By Cloudbeds | Published on April 19, 2019
Effective distribution is key to a profitable hospitality business. Whether you manage an independent hotel, bed and breakfast, vacation rental, or hostel, it’s critical to get your inventory in front of potential guests at all times. After all, travelers can’t book something they don’t find! This is only one of the reasons why Channel Management a must today!
What is Channel Management?
Channel Management is the process of actively managing the distribution of room rates and availability onto multiple online booking channels. These channels may vary to include online travel agencies (OTAs) such as Booking.com, Expedia, Agoda or HostelWorld; travel metasearch engines such as Google, Kayak, and Trivago; GDSs such as Amadeus and Sabre; or online marketplaces such as Airbnb, Vrbo, etc.
So how do hotels pick the right channels for a property’s individual needs? And how do they find time to manage inventory, update rates, and keep content consistent across the many different channels — each with their own login credentials and user interface? The answer lies with a channel management software made to solve this problem for hotels, bed-and-breakfast, and hostels.
What is a Channel Manager?
A Channel Manager is an advanced software that automates tasks when advertising onto online booking channels: from updating rates and availability in real-time to managing different rate types and centralizing reservations into one dashboard. Specifically designed to address hotel and hostel business needs, a channel manager provides one interface to easily manage all reservation sites.
How does it work?
Your Channel Management software should connect directly into your Property Management System. It acts as the real-time shepherd of rate and availability data between your PMS and whichever channels you sell on.
The best channel managers integrate with your existing property management technology without sacrificing functionality or speed. They pull from a central pool of inventory that maps to existing rooms to provide real-time availability updates from/to the PMS. Each new reservation is delivered right into the PMS, without any manual intervention.
Who needs Channel Management technology?

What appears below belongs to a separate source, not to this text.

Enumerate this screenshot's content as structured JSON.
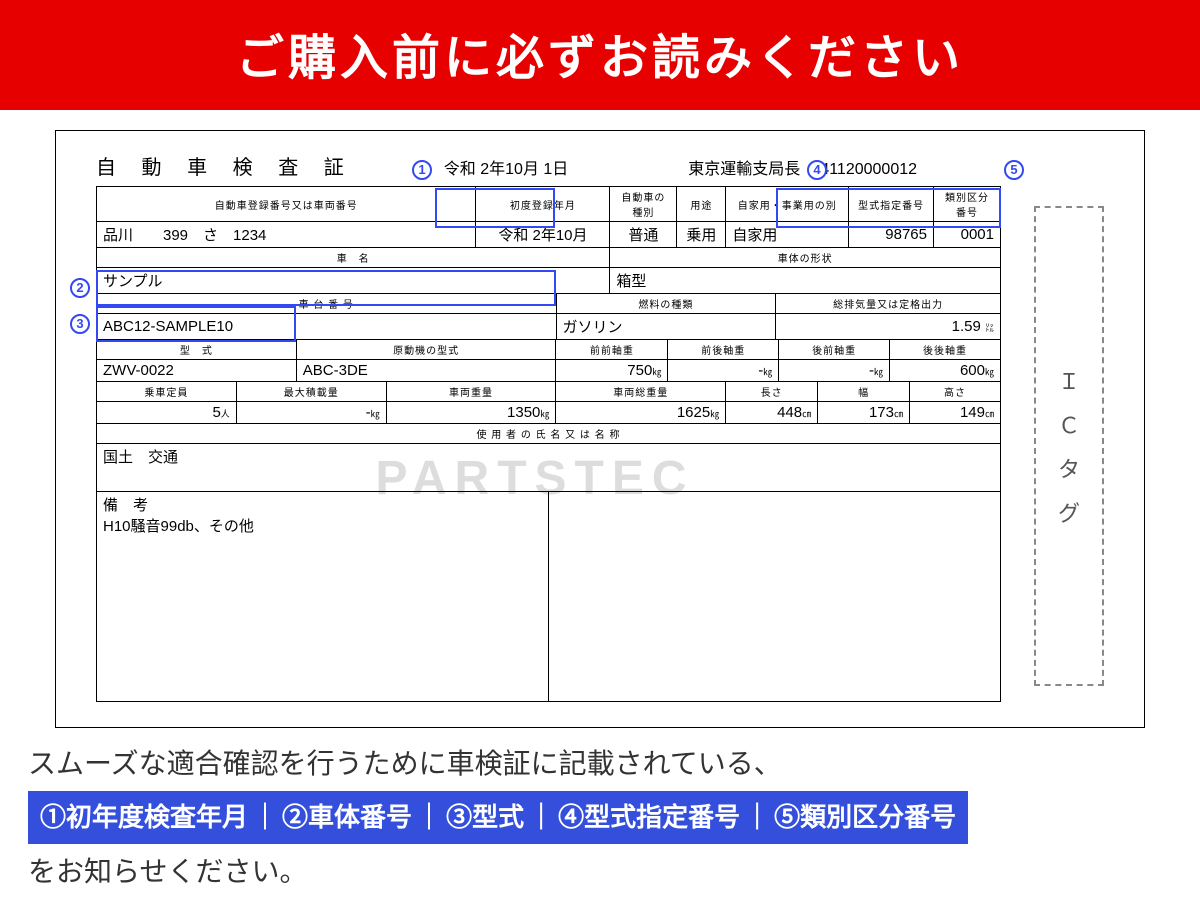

It’s not just hotels. Properties of all sizes benefit from a channel manager. If your property distributes inventory to more than one channel, then you should definitely consider a channel manager. It will pay off in time saved, bookings gained, and sanity preserved! Moreover, your guests are booking online!
Why use a Channel Manager?
It’s all about consistency, efficiency, and revenue optimization. This trifecta can have a tremendous influence on the profitability of a given hospitality business. Here’s why:
- Consistency. Each distribution channel has its own user experience. It can take up a lot of time to become familiar with each tool, which takes up precious minutes from management and increases training costs for new staff. With a channel manager, there’s a single portal for all channel management activities. Update rates and availability once, and distribute any changes everywhere. This consistency reduces the risk of overbooking while also giving consumers the confidence to book in their preferred channel. When consumers see consistent fares, they feel comfortable booking at the fair and current rate.
- Efficiency. The consistency of user experience on the hotel side saves time and frees up staff resources for higher-value tasks. That consistency is also great for potential guests, who see accurate availability and rates. There’s no disappointment or consternation at mismatched rates on different channels, which is one of the major risks of optimizing your channel mix manually. Also, since your availability and rates are always in sync, you’ll never waste staff time on navigating the tricky waters of overbookings.
- Revenue optimization. The final, most vital, reason to use a channel manager is that it can make you more money. Fewer overbookings mean fewer related costs, to both a hotel’s reputation vis-a-vis bad reviews and paying to accommodate guests elsewhere. In addition, the best hotel channel managers put your hotel, bed-and-breakfast, or hostel in front of new guests. When doing channel management manually, it’s impossible to be everywhere you’d like. There’s just not enough time to research new channels, and then manage rates and availability across yet another platform. A channel manager offers new opportunities for exposure, which will increase occupancy and give you more pricing control.
What makes a software great?
There are 4 must-haves when selecting the best channel manager for your hotel. If you’re looking for in-depth analysis, check out this complete on guide to channel management technology.
- Cost. Budget is always top-of-mind. Each technology must serve a clear purpose with a compelling return on investment. Look for a channel manager that is directly integrated into a PMS (Hint: check out the channel manager included in Cloudbeds’ all-in-one suite). Commission-based or channel-based pricing gets complicated and costly. On the flip side, a “too good to be true” price is a warning sign that the channel manager may not be stable and reliable.
- Access. The channel manager should support your existing channels, as well as other channels you haven’t used before. The goal is to have your inventory accessible to all audiences, across mainstream OTAs, metasearch, and niche OTAs. If you can easily test out new distribution channels with easy activation with a low time investment, even better!
- Integrations. Be sure that your channel manager integrates with all existing (and future!) channels and technology.
- Multi-Currency Support. Quality channel managers allow you to take control of your currency strategy and distribute to OTAs in whatever currency you desire. Booking.com in dollars, Expedia in Euros, and your own website in Kuwaiti Dinar? No problem – leading channel managers, like Cloudbeds, handle it all AND automatically updates rates multiple times per day and all conversions so your accounting is not affected.